• _YOUR TASK_:
Filtering the records below, copy only those lines that include the word "content".

• _MATERIAL TO PROCESS_:
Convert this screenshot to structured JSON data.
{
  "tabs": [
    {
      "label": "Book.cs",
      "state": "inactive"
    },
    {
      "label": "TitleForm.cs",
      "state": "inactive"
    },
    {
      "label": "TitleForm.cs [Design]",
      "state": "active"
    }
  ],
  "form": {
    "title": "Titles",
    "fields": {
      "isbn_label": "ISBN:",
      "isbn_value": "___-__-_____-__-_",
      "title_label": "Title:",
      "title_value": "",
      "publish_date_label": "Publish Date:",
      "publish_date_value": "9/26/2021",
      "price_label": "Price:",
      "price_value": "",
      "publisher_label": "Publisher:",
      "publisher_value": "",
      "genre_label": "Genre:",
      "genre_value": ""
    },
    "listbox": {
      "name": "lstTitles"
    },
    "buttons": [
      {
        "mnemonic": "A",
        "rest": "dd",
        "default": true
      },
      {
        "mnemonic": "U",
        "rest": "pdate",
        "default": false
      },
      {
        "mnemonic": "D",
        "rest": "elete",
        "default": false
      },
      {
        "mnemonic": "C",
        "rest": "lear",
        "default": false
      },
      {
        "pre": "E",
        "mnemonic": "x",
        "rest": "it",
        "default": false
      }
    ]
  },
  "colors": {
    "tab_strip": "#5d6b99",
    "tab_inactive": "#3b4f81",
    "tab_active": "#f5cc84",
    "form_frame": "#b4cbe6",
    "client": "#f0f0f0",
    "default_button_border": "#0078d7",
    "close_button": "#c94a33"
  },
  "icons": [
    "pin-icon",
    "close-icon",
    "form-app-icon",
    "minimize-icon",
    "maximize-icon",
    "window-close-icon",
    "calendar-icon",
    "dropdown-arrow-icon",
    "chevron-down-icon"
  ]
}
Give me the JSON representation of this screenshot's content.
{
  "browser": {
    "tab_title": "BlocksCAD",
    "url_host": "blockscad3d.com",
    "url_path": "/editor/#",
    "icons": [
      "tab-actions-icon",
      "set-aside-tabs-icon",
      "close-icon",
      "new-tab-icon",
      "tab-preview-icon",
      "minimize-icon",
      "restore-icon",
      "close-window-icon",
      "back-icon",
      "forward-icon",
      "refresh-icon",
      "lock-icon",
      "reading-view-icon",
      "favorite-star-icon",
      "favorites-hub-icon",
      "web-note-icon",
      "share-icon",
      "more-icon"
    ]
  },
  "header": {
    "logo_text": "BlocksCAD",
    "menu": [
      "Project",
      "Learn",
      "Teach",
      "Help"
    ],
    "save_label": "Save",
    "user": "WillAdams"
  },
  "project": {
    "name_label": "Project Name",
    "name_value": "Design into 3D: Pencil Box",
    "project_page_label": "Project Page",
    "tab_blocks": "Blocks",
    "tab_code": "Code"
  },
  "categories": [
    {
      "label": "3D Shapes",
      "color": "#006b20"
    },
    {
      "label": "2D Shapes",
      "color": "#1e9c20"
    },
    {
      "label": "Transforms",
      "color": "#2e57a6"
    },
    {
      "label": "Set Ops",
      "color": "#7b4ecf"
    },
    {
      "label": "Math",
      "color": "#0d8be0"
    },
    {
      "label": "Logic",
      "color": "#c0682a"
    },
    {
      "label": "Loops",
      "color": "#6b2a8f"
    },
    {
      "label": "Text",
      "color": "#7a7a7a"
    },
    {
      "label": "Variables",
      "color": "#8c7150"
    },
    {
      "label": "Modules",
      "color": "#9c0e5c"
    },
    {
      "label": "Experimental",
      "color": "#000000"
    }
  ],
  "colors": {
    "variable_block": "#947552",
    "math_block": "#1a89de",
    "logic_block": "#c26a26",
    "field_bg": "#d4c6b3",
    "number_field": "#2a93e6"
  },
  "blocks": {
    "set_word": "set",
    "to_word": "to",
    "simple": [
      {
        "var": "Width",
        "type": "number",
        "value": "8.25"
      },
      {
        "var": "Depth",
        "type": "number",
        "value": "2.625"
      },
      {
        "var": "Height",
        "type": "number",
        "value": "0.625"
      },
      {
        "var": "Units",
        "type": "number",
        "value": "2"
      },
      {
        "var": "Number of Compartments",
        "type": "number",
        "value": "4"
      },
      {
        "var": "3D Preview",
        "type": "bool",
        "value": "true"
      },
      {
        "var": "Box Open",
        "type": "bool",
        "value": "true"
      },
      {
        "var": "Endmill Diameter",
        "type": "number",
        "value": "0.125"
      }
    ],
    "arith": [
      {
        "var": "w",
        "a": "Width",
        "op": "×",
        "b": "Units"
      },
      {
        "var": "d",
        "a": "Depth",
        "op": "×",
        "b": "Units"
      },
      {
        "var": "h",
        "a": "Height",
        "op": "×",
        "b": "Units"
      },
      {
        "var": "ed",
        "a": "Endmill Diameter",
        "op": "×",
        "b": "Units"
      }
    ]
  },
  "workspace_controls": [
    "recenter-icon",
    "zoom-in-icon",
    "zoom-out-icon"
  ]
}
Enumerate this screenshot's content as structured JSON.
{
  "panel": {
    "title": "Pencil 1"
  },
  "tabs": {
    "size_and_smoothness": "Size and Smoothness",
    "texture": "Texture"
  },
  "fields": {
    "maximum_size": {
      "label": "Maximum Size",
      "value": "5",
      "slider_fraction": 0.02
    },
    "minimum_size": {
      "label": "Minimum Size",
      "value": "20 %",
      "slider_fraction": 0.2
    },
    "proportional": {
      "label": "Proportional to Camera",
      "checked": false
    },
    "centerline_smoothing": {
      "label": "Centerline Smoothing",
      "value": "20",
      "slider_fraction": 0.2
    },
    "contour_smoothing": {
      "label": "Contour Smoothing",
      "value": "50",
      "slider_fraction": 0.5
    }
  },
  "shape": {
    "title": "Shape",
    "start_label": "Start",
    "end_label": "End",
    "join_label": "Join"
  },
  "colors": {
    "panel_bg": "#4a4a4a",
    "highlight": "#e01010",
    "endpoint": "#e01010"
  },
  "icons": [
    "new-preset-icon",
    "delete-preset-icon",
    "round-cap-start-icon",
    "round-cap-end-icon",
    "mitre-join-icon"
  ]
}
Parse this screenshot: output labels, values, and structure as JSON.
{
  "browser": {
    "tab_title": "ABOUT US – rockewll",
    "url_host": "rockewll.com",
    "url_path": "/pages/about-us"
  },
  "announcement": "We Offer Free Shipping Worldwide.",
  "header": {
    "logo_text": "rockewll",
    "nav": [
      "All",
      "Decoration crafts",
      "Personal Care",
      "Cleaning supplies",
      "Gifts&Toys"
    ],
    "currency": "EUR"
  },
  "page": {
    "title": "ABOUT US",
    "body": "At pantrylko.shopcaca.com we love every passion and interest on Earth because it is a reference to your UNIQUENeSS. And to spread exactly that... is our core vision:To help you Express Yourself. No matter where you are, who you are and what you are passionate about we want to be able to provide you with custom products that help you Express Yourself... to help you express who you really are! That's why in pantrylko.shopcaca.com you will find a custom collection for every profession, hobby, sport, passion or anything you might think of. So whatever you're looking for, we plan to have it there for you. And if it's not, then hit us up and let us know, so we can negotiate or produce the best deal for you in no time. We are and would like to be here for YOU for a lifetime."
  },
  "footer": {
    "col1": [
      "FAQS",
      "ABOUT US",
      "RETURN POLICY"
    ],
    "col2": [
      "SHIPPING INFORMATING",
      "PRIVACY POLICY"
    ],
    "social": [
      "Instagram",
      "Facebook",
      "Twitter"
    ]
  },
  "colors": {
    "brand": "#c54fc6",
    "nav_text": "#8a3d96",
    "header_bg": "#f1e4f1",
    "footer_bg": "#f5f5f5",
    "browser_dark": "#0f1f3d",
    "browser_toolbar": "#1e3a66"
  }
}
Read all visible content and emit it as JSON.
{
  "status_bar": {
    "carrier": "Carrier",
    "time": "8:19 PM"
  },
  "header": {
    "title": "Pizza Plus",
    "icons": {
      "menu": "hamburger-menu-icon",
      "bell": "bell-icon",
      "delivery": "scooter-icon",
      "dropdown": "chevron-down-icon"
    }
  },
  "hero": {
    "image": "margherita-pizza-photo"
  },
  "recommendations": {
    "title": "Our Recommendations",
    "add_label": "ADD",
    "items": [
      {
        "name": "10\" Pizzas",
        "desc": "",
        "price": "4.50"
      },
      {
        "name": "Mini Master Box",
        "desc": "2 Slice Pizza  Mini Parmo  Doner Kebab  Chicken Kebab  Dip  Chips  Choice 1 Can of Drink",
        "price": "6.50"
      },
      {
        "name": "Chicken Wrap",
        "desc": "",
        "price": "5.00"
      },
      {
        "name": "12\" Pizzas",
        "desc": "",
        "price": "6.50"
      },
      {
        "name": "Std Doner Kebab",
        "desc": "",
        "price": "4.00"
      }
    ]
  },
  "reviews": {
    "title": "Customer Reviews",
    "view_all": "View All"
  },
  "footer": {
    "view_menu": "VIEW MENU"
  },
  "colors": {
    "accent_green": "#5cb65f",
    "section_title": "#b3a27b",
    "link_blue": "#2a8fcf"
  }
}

• _OUTPUT OF THE EXERCISE_:
Give me the JSON representation of this screenshot's content.
Enumerate this screenshot's content as structured JSON.
Read all visible content and emit it as JSON.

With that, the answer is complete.